Safeguarding against infringement
As UK law prohibits individuals and companies from making unjustified threats of litigation, robotics companies that suspect an infringement has occurred should seek the help of a patent attorney. Companies which are over-zealous in their accusations could be forced to pay damages, so it is important to assess a situation carefully before filing a lawsuit.
Patent litigation should never be the first option when a potential infringement has occurred. It should only be pursued if mediation, negotiation, and considering licensing deals have failed to provide a solution. In fact, before any action is taken, innovators should consider the commercial outcome and base their decision to proceed or not on this information.

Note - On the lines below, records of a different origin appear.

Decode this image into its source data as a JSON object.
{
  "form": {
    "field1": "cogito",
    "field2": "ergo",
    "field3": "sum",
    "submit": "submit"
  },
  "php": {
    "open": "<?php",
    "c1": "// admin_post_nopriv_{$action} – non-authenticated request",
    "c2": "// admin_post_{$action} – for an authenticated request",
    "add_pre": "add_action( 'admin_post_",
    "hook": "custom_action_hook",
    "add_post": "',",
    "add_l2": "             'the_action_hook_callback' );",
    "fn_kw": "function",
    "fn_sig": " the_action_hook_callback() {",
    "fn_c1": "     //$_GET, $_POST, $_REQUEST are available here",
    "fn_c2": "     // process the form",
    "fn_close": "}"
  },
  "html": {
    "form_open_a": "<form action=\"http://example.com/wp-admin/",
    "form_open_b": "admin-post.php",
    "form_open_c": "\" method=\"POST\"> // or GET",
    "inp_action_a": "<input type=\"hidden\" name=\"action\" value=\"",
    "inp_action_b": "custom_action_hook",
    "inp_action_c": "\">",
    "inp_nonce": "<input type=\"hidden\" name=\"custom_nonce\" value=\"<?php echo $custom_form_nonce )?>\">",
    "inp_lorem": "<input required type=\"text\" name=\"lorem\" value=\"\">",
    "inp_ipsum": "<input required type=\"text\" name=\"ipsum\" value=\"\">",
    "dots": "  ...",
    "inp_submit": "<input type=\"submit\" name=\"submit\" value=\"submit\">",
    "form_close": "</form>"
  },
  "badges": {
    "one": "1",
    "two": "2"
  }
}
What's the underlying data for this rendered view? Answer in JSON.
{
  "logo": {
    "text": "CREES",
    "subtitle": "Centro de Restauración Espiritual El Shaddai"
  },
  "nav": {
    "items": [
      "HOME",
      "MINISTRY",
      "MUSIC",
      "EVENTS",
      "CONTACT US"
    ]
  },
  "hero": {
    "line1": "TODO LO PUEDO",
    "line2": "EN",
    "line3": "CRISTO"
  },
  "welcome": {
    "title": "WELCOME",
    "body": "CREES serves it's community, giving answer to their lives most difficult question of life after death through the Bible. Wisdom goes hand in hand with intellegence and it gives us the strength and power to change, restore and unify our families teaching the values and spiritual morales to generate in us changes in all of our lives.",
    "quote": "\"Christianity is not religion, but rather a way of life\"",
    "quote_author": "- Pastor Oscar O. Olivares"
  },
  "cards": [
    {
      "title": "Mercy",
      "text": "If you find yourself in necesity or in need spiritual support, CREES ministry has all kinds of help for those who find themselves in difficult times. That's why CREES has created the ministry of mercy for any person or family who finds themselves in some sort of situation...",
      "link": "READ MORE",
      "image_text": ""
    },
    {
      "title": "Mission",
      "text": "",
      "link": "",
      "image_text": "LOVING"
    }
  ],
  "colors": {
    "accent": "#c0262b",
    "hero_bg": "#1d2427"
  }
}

A common commercial settlement is for companies to cross-licence their rights, mutually agreeing to allow the other to act. However, in order to keep this option open, it is important to maintain one’s own patent portfolio, giving a stronger position when entering negotiations. A company who maintains a strong patent filing strategy may therefore be at lower risk of losing out in the case of infringement.
With so many companies developing products, and with varying degrees of transparency surrounding their design and operation, awareness of the rules governing patents and how to protect them varies from company to company. To this end, innovators entering the space should research patent-filing activity carefully and seek professional advice before getting involved in collaborative projects. Understanding the role of IP in commercialisation is key to success, and any missteps could have potentially costly consequences.
Editor: IPR Daily-Ann